Working under a joint venture-held MATOC with the Kansas City District of the U.S. Army Corps of Engineers, WRS is providing engineering design for construction and bid documents to address active bank erosion and resulting instability along the left descending bank of Brush Creek between State Line Road and Ward Parkway. Shawnee Mission Parkway — a major thoroughfare carrying heavy traffic volumes daily — parallels Brush Creek at the top of bank along the project reach and is being threatened by the erosion.

The proposed design — developed by WRS at a concept lever under previous subcontract — includes using longitudinal peaked stone toe protection and rock vanes to protect the left bank against erosion. To ensure long-term stability, WRS developed a 2-D model to analyze the flow patterns and erosive forces along the reach and a 1-D hydraulic model for the required FEMA no-rise certification. In addition to the streambank stability improvements, the project team developed stream-management and training solutions to improve natural sediment transport through the State Line Road bridge.

City of Kansas City, Missouri

A dozen residents of this north Kansas City Somerbrook subdivision contacted the city’s water services department in summer 2018, complaining that the yard erosion along an unnamed tributary to Fishing River had advanced so far that house foundation slabs were exposed and backyard fences and a retaining wall were in jeopardy of collapsing into the creek.

City of Kansas City, Missouri

Water Resources Solutions surveyed, designed, and provided construction oversight for streambank rehabilitation of this 2,100-foot long project.
The site was surveyed in July 2016 and the design was completed in December 2016.
Based on information from site observations, detailed topographic surveys, and geomorphic assessment, WRS recommended installing bendway weirs to reduce streambank erosion.
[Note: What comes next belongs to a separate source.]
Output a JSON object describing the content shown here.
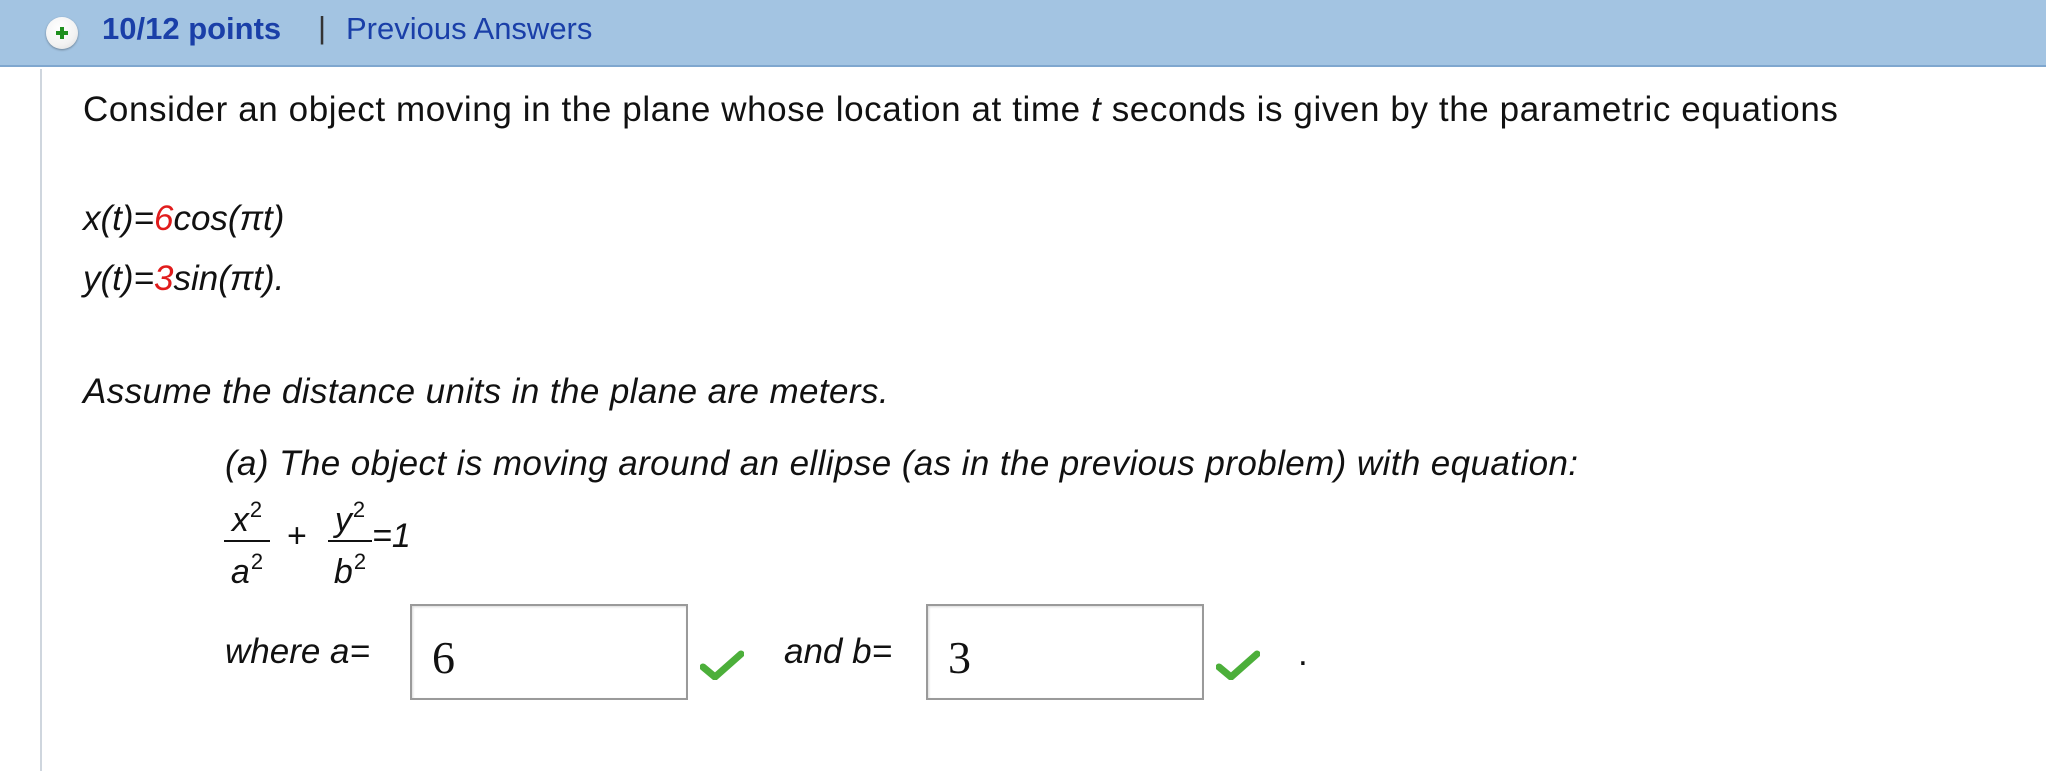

Instead of using longitudinal peaked stone-toe protection (LPSTP) this project design utilized root wads and trees for the continuous toe protection and a constructed floodplain bench.
Bendway weirs reduce streambank erosion by redirecting flows and reducing stress in the near bank region. Our engineers used the weirs to reduce the stream’s width-to-depth ratio and move the thalweg from the near bank region and induce deposition along the previously eroding streambank toe. The root wads and tree tops provide continuous toe protection, while the bench provides additional channel capacity.
Construction began in October 2017 and was completed in November 2017. Following project completion, the slope and floodplain bench were seeded with sycamore seed and a cover crop of oats and mulched with native prairie hay. In early April 2018, the banks and buffer were planted with a mixture of native tree and shrub species along with a native grass filter strip.
The goal of this project was to reduce streambank erosion and improve aquatic and terrestrial habitat. The use of bendway weirs worked with the stream’s natural tendencies to move the stream toward a more naturally stable condition.